:: EXERCISE DESCRIPTION ::
Pick every line from the data that holds the word "USDT".
━━━ DATA SECTION ━━━
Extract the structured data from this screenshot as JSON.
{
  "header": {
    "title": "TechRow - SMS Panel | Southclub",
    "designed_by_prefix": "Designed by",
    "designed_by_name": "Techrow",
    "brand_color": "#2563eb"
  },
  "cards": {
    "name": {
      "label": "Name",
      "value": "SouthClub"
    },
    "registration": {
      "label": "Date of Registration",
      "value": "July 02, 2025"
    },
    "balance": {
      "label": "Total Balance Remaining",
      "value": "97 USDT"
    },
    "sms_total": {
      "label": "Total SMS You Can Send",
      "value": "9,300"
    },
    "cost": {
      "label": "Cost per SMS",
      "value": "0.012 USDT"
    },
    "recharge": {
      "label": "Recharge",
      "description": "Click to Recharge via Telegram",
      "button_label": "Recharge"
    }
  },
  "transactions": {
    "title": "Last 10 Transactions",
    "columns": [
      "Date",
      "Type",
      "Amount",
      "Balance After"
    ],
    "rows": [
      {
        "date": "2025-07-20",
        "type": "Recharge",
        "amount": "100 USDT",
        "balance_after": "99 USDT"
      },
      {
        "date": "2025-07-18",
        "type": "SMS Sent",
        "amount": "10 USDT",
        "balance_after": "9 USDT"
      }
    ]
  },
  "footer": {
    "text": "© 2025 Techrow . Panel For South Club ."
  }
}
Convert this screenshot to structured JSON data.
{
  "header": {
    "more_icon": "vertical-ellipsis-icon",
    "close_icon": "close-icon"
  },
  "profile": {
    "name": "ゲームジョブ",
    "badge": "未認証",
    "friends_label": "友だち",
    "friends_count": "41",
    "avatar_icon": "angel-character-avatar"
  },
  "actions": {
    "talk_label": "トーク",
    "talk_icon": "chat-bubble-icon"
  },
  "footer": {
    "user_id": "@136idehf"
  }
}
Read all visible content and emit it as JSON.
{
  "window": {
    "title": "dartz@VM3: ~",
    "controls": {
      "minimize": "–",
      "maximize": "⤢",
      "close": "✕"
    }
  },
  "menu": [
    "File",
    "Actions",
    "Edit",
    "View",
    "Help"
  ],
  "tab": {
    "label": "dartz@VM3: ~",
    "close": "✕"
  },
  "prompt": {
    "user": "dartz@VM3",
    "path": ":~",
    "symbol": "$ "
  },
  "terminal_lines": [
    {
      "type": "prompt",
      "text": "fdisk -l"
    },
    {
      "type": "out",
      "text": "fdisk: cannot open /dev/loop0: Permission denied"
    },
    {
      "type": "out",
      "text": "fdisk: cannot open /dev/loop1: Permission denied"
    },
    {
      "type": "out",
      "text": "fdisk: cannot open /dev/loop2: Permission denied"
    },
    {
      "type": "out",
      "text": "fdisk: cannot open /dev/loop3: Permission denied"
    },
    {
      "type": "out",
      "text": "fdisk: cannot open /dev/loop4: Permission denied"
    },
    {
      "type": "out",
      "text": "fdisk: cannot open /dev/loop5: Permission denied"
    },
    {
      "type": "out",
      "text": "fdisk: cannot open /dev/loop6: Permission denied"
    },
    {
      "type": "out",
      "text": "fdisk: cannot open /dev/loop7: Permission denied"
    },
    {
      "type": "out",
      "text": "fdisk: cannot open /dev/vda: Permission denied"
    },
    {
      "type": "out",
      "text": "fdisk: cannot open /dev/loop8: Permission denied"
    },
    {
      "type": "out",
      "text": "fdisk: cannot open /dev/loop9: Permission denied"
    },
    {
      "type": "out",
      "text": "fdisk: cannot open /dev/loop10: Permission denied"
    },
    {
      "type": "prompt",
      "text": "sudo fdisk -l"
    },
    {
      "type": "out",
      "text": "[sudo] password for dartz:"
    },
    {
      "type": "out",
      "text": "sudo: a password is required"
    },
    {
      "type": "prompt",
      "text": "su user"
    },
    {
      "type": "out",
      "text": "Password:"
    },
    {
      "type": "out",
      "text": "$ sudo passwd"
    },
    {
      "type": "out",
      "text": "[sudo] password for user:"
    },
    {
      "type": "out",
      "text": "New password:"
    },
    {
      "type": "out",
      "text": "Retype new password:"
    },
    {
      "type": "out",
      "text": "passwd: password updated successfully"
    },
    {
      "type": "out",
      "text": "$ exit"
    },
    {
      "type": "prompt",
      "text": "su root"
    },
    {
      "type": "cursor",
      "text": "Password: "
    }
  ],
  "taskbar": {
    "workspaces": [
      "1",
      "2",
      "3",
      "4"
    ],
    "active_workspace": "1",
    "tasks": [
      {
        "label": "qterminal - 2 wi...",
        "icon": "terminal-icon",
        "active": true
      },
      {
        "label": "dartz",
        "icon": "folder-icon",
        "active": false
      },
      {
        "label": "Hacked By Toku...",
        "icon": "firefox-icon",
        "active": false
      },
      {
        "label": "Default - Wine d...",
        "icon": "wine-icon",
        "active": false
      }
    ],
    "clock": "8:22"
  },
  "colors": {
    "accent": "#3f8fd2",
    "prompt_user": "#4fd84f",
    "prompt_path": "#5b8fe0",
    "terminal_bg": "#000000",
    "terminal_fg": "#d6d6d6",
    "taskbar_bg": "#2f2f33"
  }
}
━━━
:: OUTPUT FOR THIS TASK ::
      "value": "97 USDT"
      "value": "0.012 USDT"
        "amount": "100 USDT",
        "balance_after": "99 USDT"
        "amount": "10 USDT",
        "balance_after": "9 USDT"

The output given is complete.